A continuation of my study and reflections on the Book of John
Jesus Cleanses the Temple, John 2:13-22
13 Now the Passover of the Jews was at hand, and Jesus went up to Jerusalem. 14 And He found in the temple those who sold oxen and sheep and doves, and the money changers doing business. 15 When He had made a whip of cords, He drove them all out of the temple, with the sheep and the oxen, and poured out the changers’ money and overturned the tables. 16 And He said to those who sold doves, “Take these things away! Do not make My Father’s house a house of merchandise!” 17 Then His disciples remembered that it was written, “Zeal for Your house has eaten Me up.”18 So the Jews answered and said to Him, “What sign do You show to us, since You do these things?” 19 Jesus answered and said to them, “Destroy this temple, and in three days I will raise it up.” 20 Then the Jews said, “It has taken forty-six years to build this temple, and will You raise it up in three days?”21 But He was speaking of the temple of His body. 22 Therefore, when He had risen from the dead, His disciples remembered that He had said this to them; and they believed the Scripture and the word which Jesus had said.
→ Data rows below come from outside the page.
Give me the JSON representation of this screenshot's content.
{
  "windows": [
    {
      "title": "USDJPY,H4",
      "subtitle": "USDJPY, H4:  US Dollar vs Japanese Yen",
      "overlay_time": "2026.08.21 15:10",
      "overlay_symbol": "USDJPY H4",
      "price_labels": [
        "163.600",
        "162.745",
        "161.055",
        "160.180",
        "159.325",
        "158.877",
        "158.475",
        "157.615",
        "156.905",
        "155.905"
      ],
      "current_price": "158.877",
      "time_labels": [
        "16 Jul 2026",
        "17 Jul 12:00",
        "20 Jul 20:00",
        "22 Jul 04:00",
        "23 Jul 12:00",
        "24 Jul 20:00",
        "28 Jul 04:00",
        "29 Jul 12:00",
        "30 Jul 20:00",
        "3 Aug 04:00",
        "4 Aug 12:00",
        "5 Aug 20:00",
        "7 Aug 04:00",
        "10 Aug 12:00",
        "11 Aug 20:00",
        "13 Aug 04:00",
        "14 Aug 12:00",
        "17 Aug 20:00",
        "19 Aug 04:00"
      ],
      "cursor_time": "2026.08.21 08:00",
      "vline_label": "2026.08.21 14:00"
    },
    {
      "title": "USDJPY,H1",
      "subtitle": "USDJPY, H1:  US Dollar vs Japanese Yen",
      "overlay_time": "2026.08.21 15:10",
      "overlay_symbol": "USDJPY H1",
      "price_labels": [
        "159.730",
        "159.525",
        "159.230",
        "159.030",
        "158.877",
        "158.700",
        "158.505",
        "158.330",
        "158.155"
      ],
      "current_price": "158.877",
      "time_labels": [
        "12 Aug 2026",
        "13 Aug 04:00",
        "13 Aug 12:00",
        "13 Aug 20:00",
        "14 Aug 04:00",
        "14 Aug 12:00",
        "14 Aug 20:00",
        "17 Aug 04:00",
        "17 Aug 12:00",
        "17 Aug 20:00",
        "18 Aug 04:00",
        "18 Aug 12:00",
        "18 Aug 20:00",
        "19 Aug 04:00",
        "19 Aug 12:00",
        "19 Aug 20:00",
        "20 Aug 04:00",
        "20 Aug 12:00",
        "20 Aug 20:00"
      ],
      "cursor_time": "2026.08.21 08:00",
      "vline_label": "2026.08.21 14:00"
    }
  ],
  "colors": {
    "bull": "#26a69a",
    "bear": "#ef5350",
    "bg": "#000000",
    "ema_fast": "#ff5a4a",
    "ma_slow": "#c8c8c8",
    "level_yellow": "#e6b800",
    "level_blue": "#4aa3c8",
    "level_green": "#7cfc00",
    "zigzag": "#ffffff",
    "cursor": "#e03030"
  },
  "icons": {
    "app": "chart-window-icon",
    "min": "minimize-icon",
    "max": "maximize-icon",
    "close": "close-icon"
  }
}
John begins this narrative with the picture of Judaism; he states that “the Passover of the Jews was at hand”. It was an ordinance that the Jews celebrate the Passover for generations to come as a festival to the Lord (Exodus 12:24). It was a reminder of how God had delivered Israel from the bondage of the Egyptians―a redemptive theme. All Jewish males were required to present themselves at the temple in Jerusalem. Jesus in fulfillment of this Law went to the temple at Jerusalem.
The setting at the temple was not for a place of worship. The Jewish authorities had turned this ordinance from its purpose to honor God to another exploitative procedure against the people. The people by Law would come to the temple to make peace offerings, fellowship offerings to God at the temple, and by requirement of the Law their sacrifice must be an animal without blemish for it to be acceptable on to God(Leviticus 22:1). The inspectors at the temple would be in the practice of finding something wrong with the animal that is to be sacrificed, thereby forcing the people to buy an animal at astronomical prices in the temple. Also the temple tax had to be paid in Jewish currency, and the money changers were charging exorbitant exchange rates.
Jesus witnessed all of this and was disheartened. In His anger He began to clear the temple of this filthy merchandising. This was a demonstration of the fact that God freely gives to us. Salvation is to be free for all who come to Him.
Jesus exclaims, “Do not make My Father’s house a house of merchandise”. It is important that He calls the temple “My Father’s house”. The body of a person is called the temple of God (1 Cor.16:9). We see the first reference to this theme when Jesus said “Destroy this temple, and in three days I will raise it up.” He spoke in reference to His own body and the resurrection. The body of a believer belongs to be God and is to be honored as such. Not defiled with vile passions and whoring for that which is perishable. The body is to be used in service to God, in passionate devotion to the things of the kingdom of God.
The Jewish authorities were aware of their sin and rather than arrest Jesus for “disorderly conduct” or “desecrating sacred things”, they stood and watched, only to ask for a sign to prove His authority. One would imagine the disgust Jesus felt at their pettiness, and in response He offered a sign “Destroy this temple, and in three days I will raise it up.” Still carnal in their thinking they cite how they built the temple in 46years.
The resurrection from the dead is the greatest display of God’s power. It is the same miracle that occurs when a person becomes born again. The spirit is recreated and giving new life. In this miracle, God clears out the temple (i.e. the body) from all filth, and He makes His dwelling with the person.